[App and web page records]

BEGIN

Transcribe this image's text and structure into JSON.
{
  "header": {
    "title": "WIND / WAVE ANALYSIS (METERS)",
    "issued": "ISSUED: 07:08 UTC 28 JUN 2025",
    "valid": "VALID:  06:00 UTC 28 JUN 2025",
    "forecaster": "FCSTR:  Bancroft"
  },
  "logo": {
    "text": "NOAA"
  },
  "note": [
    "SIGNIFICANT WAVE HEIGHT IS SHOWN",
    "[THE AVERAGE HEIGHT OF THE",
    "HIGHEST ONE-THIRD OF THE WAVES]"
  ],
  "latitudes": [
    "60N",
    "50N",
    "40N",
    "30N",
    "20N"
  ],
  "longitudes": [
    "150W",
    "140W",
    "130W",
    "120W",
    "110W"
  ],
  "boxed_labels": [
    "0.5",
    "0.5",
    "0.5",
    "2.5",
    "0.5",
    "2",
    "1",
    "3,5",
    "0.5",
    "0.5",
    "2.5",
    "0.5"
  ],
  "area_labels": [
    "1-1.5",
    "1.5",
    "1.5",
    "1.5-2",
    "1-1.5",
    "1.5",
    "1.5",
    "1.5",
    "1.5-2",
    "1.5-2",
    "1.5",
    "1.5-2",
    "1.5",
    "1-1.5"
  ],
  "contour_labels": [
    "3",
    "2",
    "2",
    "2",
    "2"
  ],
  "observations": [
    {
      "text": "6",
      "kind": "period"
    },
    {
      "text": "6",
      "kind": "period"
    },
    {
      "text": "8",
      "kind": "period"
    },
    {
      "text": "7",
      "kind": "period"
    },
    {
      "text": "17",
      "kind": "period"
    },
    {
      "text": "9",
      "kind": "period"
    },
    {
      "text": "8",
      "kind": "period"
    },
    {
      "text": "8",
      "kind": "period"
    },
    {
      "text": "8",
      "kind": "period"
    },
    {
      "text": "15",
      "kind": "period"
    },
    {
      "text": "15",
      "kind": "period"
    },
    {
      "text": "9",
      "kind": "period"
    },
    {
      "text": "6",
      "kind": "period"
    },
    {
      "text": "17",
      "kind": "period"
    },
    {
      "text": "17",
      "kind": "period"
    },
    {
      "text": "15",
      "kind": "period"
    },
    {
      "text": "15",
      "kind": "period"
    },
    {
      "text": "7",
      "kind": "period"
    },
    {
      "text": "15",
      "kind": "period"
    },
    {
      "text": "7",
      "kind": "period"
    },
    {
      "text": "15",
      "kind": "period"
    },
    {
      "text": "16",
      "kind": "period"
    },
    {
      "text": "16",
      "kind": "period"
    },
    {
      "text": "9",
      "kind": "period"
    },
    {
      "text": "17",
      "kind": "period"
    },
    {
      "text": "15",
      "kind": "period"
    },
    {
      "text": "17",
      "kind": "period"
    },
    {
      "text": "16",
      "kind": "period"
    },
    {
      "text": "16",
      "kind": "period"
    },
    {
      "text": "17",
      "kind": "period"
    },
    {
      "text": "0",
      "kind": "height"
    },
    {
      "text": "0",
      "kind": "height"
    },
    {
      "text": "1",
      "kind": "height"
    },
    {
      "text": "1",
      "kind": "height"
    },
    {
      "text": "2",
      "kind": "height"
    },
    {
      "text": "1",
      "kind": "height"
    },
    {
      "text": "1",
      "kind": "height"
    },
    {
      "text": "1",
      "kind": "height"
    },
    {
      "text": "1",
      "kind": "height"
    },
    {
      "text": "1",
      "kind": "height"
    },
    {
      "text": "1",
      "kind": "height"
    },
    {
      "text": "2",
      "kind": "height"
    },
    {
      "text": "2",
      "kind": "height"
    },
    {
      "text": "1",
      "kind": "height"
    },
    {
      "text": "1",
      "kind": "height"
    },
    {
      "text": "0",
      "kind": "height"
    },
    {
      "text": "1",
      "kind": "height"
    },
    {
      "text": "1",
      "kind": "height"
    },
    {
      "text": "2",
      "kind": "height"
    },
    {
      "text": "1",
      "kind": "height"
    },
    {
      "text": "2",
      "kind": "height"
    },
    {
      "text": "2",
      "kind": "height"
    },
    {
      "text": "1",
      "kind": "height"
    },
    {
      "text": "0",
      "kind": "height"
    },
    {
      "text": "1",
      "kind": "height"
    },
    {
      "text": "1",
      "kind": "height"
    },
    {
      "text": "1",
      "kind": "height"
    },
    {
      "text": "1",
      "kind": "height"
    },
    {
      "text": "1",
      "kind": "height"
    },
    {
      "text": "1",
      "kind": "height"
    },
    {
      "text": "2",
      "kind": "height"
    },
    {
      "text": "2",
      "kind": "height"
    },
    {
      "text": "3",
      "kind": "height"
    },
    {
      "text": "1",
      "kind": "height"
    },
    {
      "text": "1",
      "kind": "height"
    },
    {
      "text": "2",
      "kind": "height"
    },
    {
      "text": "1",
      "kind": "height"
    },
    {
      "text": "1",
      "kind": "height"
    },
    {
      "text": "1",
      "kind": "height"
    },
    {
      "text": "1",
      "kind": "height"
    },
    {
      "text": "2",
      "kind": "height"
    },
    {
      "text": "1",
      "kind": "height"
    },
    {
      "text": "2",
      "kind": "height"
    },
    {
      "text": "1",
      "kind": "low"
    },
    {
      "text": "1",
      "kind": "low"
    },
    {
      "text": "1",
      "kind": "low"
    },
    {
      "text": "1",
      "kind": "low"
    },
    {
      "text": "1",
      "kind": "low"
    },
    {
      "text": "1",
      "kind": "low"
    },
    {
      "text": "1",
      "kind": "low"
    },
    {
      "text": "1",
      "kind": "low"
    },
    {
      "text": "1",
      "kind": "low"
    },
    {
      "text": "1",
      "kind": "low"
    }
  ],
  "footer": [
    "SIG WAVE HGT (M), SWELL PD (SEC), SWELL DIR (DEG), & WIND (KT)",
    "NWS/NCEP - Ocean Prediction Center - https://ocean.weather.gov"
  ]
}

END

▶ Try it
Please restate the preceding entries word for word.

▶ Output below
Transcribe this image's text and structure into JSON.
{
  "header": {
    "title": "WIND / WAVE ANALYSIS (METERS)",
    "issued": "ISSUED: 07:08 UTC 28 JUN 2025",
    "valid": "VALID:  06:00 UTC 28 JUN 2025",
    "forecaster": "FCSTR:  Bancroft"
  },
  "logo": {
    "text": "NOAA"
  },
  "note": [
    "SIGNIFICANT WAVE HEIGHT IS SHOWN",
    "[THE AVERAGE HEIGHT OF THE",
    "HIGHEST ONE-THIRD OF THE WAVES]"
  ],
  "latitudes": [
    "60N",
    "50N",
    "40N",
    "30N",
    "20N"
  ],
  "longitudes": [
    "150W",
    "140W",
    "130W",
    "120W",
    "110W"
  ],
  "boxed_labels": [
    "0.5",
    "0.5",
    "0.5",
    "2.5",
    "0.5",
    "2",
    "1",
    "3,5",
    "0.5",
    "0.5",
    "2.5",
    "0.5"
  ],
  "area_labels": [
    "1-1.5",
    "1.5",
    "1.5",
    "1.5-2",
    "1-1.5",
    "1.5",
    "1.5",
    "1.5",
    "1.5-2",
    "1.5-2",
    "1.5",
    "1.5-2",
    "1.5",
    "1-1.5"
  ],
  "contour_labels": [
    "3",
    "2",
    "2",
    "2",
    "2"
  ],
  "observations": [
    {
      "text": "6",
      "kind": "period"
    },
    {
      "text": "6",
      "kind": "period"
    },
    {
      "text": "8",
      "kind": "period"
    },
    {
      "text": "7",
      "kind": "period"
    },
    {
      "text": "17",
      "kind": "period"
    },
    {
      "text": "9",
      "kind": "period"
    },
    {
      "text": "8",
      "kind": "period"
    },
    {
      "text": "8",
      "kind": "period"
    },
    {
      "text": "8",
      "kind": "period"
    },
    {
      "text": "15",
      "kind": "period"
    },
    {
      "text": "15",
      "kind": "period"
    },
    {
      "text": "9",
      "kind": "period"
    },
    {
      "text": "6",
      "kind": "period"
    },
    {
      "text": "17",
      "kind": "period"
    },
    {
      "text": "17",
      "kind": "period"
    },
    {
      "text": "15",
      "kind": "period"
    },
    {
      "text": "15",
      "kind": "period"
    },
    {
      "text": "7",
      "kind": "period"
    },
    {
      "text": "15",
      "kind": "period"
    },
    {
      "text": "7",
      "kind": "period"
    },
    {
      "text": "15",
      "kind": "period"
    },
    {
      "text": "16",
      "kind": "period"
    },
    {
      "text": "16",
      "kind": "period"
    },
    {
      "text": "9",
      "kind": "period"
    },
    {
      "text": "17",
      "kind": "period"
    },
    {
      "text": "15",
      "kind": "period"
    },
    {
      "text": "17",
      "kind": "period"
    },
    {
      "text": "16",
      "kind": "period"
    },
    {
      "text": "16",
      "kind": "period"
    },
    {
      "text": "17",
      "kind": "period"
    },
    {
      "text": "0",
      "kind": "height"
    },
    {
      "text": "0",
      "kind": "height"
    },
    {
      "text": "1",
      "kind": "height"
    },
    {
      "text": "1",
      "kind": "height"
    },
    {
      "text": "2",
      "kind": "height"
    },
    {
      "text": "1",
      "kind": "height"
    },
    {
      "text": "1",
      "kind": "height"
    },
    {
      "text": "1",
      "kind": "height"
    },
    {
      "text": "1",
      "kind": "height"
    },
    {
      "text": "1",
      "kind": "height"
    },
    {
      "text": "1",
      "kind": "height"
    },
    {
      "text": "2",
      "kind": "height"
    },
    {
      "text": "2",
      "kind": "height"
    },
    {
      "text": "1",
      "kind": "height"
    },
    {
      "text": "1",
      "kind": "height"
    },
    {
      "text": "0",
      "kind": "height"
    },
    {
      "text": "1",
      "kind": "height"
    },
    {
      "text": "1",
      "kind": "height"
    },
    {
      "text": "2",
      "kind": "height"
    },
    {
      "text": "1",
      "kind": "height"
    },
    {
      "text": "2",
      "kind": "height"
    },
    {
      "text": "2",
      "kind": "height"
    },
    {
      "text": "1",
      "kind": "height"
    },
    {
      "text": "0",
      "kind": "height"
    },
    {
      "text": "1",
      "kind": "height"
    },
    {
      "text": "1",
      "kind": "height"
    },
    {
      "text": "1",
      "kind": "height"
    },
    {
      "text": "1",
      "kind": "height"
    },
    {
      "text": "1",
      "kind": "height"
    },
    {
      "text": "1",
      "kind": "height"
    },
    {
      "text": "2",
      "kind": "height"
    },
    {
      "text": "2",
      "kind": "height"
    },
    {
      "text": "3",
      "kind": "height"
    },
    {
      "text": "1",
      "kind": "height"
    },
    {
      "text": "1",
      "kind": "height"
    },
    {
      "text": "2",
      "kind": "height"
    },
    {
      "text": "1",
      "kind": "height"
    },
    {
      "text": "1",
      "kind": "height"
    },
    {
      "text": "1",
      "kind": "height"
    },
    {
      "text": "1",
      "kind": "height"
    },
    {
      "text": "2",
      "kind": "height"
    },
    {
      "text": "1",
      "kind": "height"
    },
    {
      "text": "2",
      "kind": "height"
    },
    {
      "text": "1",
      "kind": "low"
    },
    {
      "text": "1",
      "kind": "low"
    },
    {
      "text": "1",
      "kind": "low"
    },
    {
      "text": "1",
      "kind": "low"
    },
    {
      "text": "1",
      "kind": "low"
    },
    {
      "text": "1",
      "kind": "low"
    },
    {
      "text": "1",
      "kind": "low"
    },
    {
      "text": "1",
      "kind": "low"
    },
    {
      "text": "1",
      "kind": "low"
    },
    {
      "text": "1",
      "kind": "low"
    }
  ],
  "footer": [
    "SIG WAVE HGT (M), SWELL PD (SEC), SWELL DIR (DEG), & WIND (KT)",
    "NWS/NCEP - Ocean Prediction Center - https://ocean.weather.gov"
  ]
}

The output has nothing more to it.